To be fair, Shiner does say that in the Western system "all the nobler aspects of the artisan/artist were ascribed to the artist alone" which could mean that in a new order in which the distinction is deconstructed, such nobler qualities as creativity and genius could be attributed back to (and encouraged in) the crafts traditions, but then they could no longer be seen in terms of mere utility or the merely sensuous.  I would join Shiner in rejecting the narrow conception of "craft" as presented by R. J. Collingwood:  as many craftspersons themselves insist, and I once found as a slogan on a button, "craft is fine art too," which is to say that there are weavings and pots that are also works of genius and not merely useful or sensuously pleasing.  So my problem with Shiner is really just that he assumes that the older sense of "art" indicates that art for pre-modern and tribal peoples was and is just a matter of utility or "a work of human making" as opposed to natural product, as he puts it.  Returning then to tribal art, it is remarkable that Shiner makes a big deal of the idea that they cannot have our notion of art as fine art since we have special places such as art museums and concert halls which are segregated for this from the rest of life and they do not.  It is remarkable given that tribal and pre-modern societies commonly have sacred spots and times that are ritually separated and relatively autonomous as well.  What are temples, after all?  So it may be that the assumption I mentioned in the beginning that tribal art is tribal ritual art has some truth to it in the sense that tribal ritual art acts as a pretty good analogue to fine art in the Western tradition, whereas tribal artifacts that are not parts of ritual practices, fit into the notion of craft as mere useful making.  There are of course in-between objects, as discussed by Octavio Paz when he glorifies the folk art traditions of Mexico...but that is for a later discussion. 
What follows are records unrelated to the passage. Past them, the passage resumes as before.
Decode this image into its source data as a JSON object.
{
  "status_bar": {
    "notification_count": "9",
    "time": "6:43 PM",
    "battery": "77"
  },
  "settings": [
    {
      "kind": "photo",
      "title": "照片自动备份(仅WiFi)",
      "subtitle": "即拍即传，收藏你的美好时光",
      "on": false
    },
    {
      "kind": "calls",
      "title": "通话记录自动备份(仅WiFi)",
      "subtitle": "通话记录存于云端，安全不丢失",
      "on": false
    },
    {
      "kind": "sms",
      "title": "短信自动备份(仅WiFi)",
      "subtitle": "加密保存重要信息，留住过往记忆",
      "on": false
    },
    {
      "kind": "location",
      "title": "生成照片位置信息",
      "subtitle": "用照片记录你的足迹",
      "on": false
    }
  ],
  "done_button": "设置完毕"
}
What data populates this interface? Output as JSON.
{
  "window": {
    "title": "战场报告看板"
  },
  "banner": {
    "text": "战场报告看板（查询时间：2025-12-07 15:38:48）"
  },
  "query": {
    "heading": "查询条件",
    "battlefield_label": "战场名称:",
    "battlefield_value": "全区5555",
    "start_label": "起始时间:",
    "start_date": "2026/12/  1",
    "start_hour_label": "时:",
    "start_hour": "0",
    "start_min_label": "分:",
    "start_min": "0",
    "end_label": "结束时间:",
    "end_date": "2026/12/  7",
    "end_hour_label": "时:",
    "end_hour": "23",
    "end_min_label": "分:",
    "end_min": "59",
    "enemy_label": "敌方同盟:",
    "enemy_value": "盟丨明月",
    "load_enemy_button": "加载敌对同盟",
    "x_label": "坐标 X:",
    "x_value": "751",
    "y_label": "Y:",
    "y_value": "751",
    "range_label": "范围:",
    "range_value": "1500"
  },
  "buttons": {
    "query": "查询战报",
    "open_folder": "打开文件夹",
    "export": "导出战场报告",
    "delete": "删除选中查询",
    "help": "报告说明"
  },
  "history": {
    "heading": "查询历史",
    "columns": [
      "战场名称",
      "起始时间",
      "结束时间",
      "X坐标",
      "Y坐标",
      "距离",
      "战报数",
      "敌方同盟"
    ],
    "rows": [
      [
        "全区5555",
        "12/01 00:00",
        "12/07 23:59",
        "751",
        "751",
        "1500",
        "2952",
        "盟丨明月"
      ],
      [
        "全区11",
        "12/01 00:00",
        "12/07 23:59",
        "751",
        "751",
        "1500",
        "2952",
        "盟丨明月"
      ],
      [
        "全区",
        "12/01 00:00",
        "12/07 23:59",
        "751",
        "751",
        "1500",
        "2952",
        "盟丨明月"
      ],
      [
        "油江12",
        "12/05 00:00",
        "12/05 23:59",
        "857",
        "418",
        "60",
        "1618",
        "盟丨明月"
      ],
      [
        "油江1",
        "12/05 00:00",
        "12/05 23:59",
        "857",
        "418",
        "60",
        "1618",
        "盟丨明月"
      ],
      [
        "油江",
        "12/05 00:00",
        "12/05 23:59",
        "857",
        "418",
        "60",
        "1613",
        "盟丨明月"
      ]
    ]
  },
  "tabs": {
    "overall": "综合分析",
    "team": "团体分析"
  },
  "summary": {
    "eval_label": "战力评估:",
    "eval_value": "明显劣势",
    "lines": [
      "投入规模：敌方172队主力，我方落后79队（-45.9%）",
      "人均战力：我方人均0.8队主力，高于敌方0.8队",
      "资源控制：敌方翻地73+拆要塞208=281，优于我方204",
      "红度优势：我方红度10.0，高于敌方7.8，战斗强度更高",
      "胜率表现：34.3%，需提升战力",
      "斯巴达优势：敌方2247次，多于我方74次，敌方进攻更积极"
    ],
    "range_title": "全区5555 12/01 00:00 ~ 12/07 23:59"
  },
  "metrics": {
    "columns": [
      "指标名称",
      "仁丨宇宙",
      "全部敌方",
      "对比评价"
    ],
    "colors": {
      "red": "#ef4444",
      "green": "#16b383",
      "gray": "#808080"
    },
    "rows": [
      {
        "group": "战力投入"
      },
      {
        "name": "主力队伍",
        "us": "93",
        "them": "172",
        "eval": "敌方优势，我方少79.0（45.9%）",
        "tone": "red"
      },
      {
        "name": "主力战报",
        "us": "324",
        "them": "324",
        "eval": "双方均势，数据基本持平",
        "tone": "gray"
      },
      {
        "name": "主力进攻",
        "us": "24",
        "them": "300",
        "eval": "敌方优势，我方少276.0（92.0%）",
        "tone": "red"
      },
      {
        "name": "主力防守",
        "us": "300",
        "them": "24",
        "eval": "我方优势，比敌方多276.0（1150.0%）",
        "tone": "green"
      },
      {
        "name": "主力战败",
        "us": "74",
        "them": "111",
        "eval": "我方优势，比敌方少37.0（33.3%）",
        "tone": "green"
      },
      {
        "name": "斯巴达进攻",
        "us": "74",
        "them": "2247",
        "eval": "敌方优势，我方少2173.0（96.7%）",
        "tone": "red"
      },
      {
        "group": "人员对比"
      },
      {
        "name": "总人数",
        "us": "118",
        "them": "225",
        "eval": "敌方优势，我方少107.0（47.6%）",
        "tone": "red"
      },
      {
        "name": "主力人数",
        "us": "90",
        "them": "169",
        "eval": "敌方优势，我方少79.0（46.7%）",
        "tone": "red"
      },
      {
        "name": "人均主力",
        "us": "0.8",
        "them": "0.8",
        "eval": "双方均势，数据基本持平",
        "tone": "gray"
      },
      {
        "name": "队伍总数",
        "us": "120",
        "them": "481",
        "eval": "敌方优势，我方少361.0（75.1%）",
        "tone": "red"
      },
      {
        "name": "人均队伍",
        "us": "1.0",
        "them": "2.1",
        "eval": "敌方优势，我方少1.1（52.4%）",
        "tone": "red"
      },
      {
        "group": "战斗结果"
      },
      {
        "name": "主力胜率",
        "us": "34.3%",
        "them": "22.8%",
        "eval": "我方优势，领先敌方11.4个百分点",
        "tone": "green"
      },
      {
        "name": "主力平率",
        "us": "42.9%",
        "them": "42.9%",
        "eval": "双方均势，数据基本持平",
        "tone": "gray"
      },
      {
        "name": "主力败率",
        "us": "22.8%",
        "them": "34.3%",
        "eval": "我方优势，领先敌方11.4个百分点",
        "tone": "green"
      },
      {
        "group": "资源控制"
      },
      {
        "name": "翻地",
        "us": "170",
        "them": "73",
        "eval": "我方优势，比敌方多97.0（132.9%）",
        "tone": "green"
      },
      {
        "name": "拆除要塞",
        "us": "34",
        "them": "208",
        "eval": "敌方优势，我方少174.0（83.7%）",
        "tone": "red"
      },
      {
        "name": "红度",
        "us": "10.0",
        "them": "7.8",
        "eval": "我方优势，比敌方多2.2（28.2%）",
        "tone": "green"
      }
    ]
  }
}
1 comment:

Anonymous said...

Great Article, Helped out big time for class, and I learned a lot about Art, thank you